### Task prompt:
From the entries below, extract every line that includes the word "title".

### Given records:
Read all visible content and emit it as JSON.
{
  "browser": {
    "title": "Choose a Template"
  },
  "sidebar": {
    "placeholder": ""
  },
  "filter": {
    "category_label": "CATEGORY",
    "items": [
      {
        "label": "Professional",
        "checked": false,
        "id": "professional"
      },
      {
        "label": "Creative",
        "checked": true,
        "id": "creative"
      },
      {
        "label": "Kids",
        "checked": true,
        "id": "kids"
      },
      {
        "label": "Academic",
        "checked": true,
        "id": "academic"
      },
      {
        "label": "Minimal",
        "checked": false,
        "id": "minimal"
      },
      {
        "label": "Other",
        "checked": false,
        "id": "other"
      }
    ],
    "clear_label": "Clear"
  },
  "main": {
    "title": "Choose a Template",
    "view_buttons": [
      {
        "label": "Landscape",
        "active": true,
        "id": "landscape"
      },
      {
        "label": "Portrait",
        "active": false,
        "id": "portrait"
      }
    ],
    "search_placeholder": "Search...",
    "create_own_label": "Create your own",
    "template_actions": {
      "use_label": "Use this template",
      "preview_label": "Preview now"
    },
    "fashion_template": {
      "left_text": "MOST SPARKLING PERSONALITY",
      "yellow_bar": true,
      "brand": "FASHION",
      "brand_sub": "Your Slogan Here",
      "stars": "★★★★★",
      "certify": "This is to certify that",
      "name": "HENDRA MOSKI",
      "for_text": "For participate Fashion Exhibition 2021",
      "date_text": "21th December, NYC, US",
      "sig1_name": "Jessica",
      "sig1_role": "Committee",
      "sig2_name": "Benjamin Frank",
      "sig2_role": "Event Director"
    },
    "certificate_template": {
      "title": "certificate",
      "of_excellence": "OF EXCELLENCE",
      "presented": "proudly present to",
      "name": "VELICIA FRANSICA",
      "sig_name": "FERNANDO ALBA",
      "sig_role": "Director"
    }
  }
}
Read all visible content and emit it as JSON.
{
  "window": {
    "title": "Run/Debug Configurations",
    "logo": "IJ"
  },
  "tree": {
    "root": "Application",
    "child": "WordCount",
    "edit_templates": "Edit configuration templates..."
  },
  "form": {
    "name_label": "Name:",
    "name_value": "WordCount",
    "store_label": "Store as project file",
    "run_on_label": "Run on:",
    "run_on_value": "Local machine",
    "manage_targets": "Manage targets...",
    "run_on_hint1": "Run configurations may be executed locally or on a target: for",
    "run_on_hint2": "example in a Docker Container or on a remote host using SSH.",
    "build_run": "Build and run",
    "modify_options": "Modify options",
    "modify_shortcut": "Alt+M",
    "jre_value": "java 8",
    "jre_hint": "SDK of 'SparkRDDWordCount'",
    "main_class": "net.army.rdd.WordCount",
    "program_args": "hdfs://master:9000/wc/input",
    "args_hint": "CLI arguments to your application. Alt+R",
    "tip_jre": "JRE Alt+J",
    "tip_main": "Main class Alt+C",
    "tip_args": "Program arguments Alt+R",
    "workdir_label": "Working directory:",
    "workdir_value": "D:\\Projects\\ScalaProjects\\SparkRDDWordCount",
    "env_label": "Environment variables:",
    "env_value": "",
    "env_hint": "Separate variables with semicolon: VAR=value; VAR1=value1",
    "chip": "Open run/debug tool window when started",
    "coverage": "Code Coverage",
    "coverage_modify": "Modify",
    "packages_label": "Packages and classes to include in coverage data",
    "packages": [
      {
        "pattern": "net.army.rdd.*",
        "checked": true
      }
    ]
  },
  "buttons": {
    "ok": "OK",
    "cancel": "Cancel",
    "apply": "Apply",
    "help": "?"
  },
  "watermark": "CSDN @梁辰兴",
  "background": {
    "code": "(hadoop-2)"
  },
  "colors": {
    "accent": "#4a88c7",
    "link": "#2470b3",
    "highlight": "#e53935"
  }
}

### Answer section:
    "title": "Choose a Template"
    "title": "Choose a Template",
      "title": "certificate",
    "title": "Run/Debug Configurations",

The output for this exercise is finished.